Each line of the data holding "value" should be found and copied.
Segment Start: Data extracts
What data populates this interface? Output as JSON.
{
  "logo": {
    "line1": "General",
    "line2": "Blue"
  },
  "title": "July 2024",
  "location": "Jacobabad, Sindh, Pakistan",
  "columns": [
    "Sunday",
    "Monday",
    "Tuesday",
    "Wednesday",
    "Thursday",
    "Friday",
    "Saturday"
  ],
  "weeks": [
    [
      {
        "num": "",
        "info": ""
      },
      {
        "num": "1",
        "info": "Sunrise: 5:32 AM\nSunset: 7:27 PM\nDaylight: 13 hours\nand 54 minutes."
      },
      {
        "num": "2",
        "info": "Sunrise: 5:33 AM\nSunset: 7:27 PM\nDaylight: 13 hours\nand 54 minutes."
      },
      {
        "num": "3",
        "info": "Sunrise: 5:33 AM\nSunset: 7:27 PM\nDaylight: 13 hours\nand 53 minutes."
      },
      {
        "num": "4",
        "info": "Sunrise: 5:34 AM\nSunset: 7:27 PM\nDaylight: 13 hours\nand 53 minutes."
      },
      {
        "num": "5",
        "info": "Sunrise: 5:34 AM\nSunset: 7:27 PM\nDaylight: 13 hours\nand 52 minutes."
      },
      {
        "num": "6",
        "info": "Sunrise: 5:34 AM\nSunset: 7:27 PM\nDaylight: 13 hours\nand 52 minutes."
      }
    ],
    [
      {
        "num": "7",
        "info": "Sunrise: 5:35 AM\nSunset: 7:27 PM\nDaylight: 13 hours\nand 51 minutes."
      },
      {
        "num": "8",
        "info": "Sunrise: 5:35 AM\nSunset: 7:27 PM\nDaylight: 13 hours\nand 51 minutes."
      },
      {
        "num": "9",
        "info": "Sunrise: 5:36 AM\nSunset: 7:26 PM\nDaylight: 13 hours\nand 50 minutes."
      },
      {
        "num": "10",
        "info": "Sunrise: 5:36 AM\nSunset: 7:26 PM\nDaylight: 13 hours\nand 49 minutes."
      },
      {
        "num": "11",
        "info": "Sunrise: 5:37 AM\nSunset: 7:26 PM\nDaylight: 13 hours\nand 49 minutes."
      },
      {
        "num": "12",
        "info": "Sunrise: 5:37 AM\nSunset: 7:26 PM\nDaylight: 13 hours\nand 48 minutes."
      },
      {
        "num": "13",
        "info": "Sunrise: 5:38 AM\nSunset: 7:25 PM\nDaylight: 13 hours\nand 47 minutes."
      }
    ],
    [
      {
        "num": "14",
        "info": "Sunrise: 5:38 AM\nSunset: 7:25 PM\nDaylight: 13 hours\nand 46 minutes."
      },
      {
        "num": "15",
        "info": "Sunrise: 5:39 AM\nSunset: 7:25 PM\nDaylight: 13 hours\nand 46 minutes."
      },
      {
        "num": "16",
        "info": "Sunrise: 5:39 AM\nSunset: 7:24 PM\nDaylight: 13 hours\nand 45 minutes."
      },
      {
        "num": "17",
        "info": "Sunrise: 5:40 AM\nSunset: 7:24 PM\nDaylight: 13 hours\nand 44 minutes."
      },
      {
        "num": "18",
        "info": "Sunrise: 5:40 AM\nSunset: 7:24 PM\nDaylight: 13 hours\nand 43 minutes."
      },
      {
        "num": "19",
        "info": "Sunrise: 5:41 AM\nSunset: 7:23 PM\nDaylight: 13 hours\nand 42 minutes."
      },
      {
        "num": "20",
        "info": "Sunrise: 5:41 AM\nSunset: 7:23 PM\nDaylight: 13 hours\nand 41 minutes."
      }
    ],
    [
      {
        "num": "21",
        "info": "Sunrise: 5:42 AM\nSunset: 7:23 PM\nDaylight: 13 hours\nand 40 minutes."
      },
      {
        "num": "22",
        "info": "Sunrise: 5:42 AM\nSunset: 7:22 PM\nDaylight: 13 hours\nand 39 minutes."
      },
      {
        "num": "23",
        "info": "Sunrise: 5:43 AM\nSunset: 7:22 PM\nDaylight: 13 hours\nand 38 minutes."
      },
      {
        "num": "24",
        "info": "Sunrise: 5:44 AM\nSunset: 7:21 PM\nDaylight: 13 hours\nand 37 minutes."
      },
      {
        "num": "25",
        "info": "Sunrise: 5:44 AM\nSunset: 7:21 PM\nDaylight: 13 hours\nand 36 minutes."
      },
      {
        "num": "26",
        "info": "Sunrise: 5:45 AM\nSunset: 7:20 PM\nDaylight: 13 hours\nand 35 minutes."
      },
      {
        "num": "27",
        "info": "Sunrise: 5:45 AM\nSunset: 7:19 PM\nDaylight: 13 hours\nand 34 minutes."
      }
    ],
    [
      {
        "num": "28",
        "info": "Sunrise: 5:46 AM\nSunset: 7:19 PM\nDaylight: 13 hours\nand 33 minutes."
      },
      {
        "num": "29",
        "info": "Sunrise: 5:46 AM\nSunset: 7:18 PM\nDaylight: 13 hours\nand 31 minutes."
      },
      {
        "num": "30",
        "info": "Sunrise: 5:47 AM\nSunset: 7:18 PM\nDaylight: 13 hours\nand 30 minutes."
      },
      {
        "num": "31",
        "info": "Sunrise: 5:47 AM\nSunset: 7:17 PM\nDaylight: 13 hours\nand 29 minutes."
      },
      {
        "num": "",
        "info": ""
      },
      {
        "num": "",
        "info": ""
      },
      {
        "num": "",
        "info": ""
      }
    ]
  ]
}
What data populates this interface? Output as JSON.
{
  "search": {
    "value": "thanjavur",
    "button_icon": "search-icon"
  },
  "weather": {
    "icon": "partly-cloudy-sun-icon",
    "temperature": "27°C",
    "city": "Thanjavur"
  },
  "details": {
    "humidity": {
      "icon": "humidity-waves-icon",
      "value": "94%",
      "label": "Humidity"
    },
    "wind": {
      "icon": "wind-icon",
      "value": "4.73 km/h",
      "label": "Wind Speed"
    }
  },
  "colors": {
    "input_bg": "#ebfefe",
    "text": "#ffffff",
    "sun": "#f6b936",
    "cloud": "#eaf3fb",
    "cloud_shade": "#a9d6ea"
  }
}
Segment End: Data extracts
* [Answer area]:
    "value": "thanjavur",
      "value": "94%",
      "value": "4.73 km/h",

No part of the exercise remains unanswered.